Rise in mental health problems in Zambia – a call to action

 Rise in mental health problems in Zambia – a call to action

Mental illness and disability are one of the most ignored silent killers in the Zambian society today. Common mental health problems are those that affect peoples’ behaviours, relationships, life styles and ability to make decisions.

Mental health challenges are driven by many social factors such as poverty, joblessness, alcohol and substance abuse, breakdown in family union and a general sense of despair and hopelessness as people struggle to cope with the stresses of life.

Recent developments in the social media and mainstream media spaces have brought out some strange behavioral patterns among citizens especially women who are struggling with particular aspects of their social and economic lives. These are mostly young ladies who are struggling to raise children as single mothers with no visible family support, others are women struggling to create profiles of themselves that are inconsistent with what they are known for a way to respond to their past. These situations have sadly escalated into personal wars of words, innuendos and even legal suits.

As organizations concerned with mental health and psycho-social disability from a human rights position, we are appalled at the high levels of ignorance some stakeholders are exhibiting on mental health. We are further disturbed that individuals who should help vulnerable young women to access crucial support services to enhance their mental wellbeing are instead abusing them through the media.

We are sending a wake-up call to the Ministry of Health and the Ministry of Community Development and Social Services to sit up and perform their roles to ensure that mental health services are accessible at community level and that individuals experiencing mental health breakdowns in the community are attended to through community-based support systems as envisioned in the Mental Health Act of 2019.

Furthermore, we want the public to know that exploiting a person with a mental disability for personal gain is unlawful and can attract serious sanctions under the law. Sections 5 and 6 of the Mental Health Act provides that, “a person, shall respect, safeguard the dignity, and uphold the rights of a mental patient –

6. (1) A person shall not discriminate against a mental patient.
(2) A person shall not exploit or subject a mental patient to abusive, violent or degrading treatment including their gender-based aspects.
(3) A person shall not call a mental patient by a derogatory name on account of a disability of that mental patient.”

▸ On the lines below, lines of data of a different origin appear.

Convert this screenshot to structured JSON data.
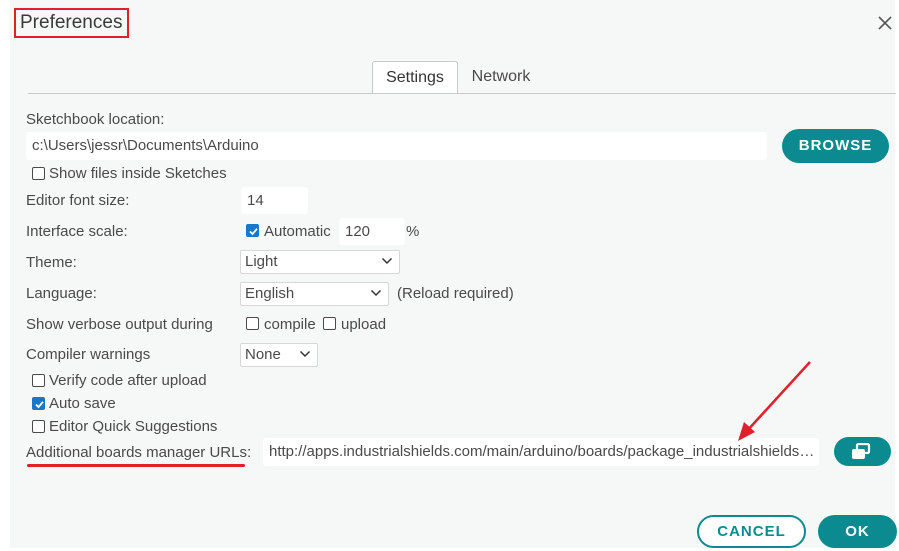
{
  "dialog": {
    "title": "Preferences",
    "close_icon": "close-icon"
  },
  "tabs": [
    {
      "label": "Settings",
      "active": true
    },
    {
      "label": "Network",
      "active": false
    }
  ],
  "sketchbook": {
    "label": "Sketchbook location:",
    "value": "c:\\Users\\jessr\\Documents\\Arduino",
    "browse_label": "BROWSE",
    "show_files_label": "Show files inside Sketches",
    "show_files_checked": false
  },
  "font_size": {
    "label": "Editor font size:",
    "value": "14"
  },
  "interface_scale": {
    "label": "Interface scale:",
    "automatic_label": "Automatic",
    "automatic_checked": true,
    "value": "120",
    "unit": "%"
  },
  "theme": {
    "label": "Theme:",
    "selected": "Light"
  },
  "language": {
    "label": "Language:",
    "selected": "English",
    "note": "(Reload required)"
  },
  "verbose": {
    "label": "Show verbose output during",
    "compile_label": "compile",
    "compile_checked": false,
    "upload_label": "upload",
    "upload_checked": false
  },
  "compiler_warnings": {
    "label": "Compiler warnings",
    "selected": "None"
  },
  "options": [
    {
      "label": "Verify code after upload",
      "checked": false
    },
    {
      "label": "Auto save",
      "checked": true
    },
    {
      "label": "Editor Quick Suggestions",
      "checked": false
    }
  ],
  "boards_urls": {
    "label": "Additional boards manager URLs:",
    "value": "http://apps.industrialshields.com/main/arduino/boards/package_industrialshields_index.json"
  },
  "footer": {
    "cancel_label": "CANCEL",
    "ok_label": "OK"
  },
  "colors": {
    "accent": "#0b8a8f",
    "checkbox": "#1877c9",
    "annotation": "#e0202a"
  }
}
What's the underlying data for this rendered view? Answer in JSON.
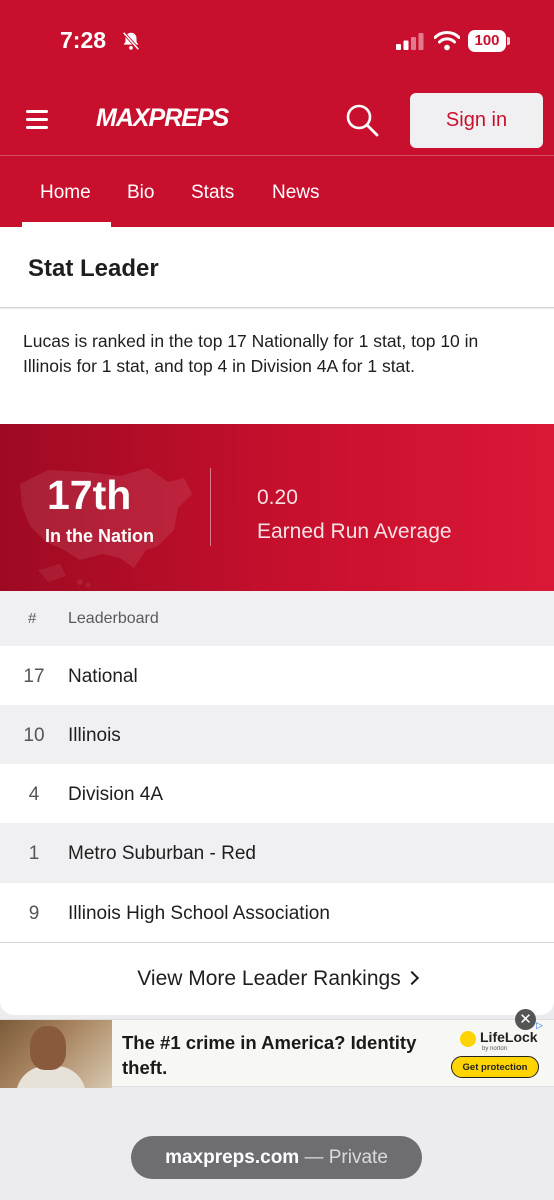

Those who take advantage of girls and women with mental and intellectual disabilities should be brought to book and punished as prescribed by the law. Those who indulge in any form of sexual exploitation of girls and women with mental disabilities should be investigated and brought to book and made to support and maintain the innocent children they father.

The coming of the COVID-19 pandemic has worsened the situation for persons with mental disabilities as the cost of medications have gone up, access to treatment and periodic reviews is constrained among other factors. We need to urgently invest adequate resources in mental health which should be at par with physical health services.

The current allocation in the health budget towards mental health still lingers around one percent a situation which is unacceptable especially under this new dawn administration. We demand that the Minister of Health Honourable Sylvia Masebo, MP, should immediately establish the Mental Health Council and ensure that it is funded.

We need to have deliberate programmes to address the high levels of alcohol and substance abuse in the communities by the youth and increasingly by girls and women. We need more counselling service and rehabilitation centres supported by government to address these social vices that are also causing an increase in crime.

Country men and women especially our social media celebrities, please let’s avoid using social media to verbally and emotionally abuse or attack others because we are all potential victims of mental health diseases. Empathy (understanding, sympathy and compassion) should be the guiding principle whenever we encounter a person with a mental health disease.

The mission of The Commuter Magazine (TCM) is to create more demand for local tourism products and services. Our vision is a road transport sector that is inclusive and protective of commuters especially tourists. TCM is currently creating more demand for HIV Testing and Mental Health Services at bus stations and markets in Lusaka and Livingstone.

Yours in National Service
The Commuter Magazine

Liswaniso Mwanalushi
Team Leader and Editor

Alice Nachilembe


Alice Nachilembe is a Journalist who yearns for a better country with leaders being accountable to their mandate without oppressing the governed.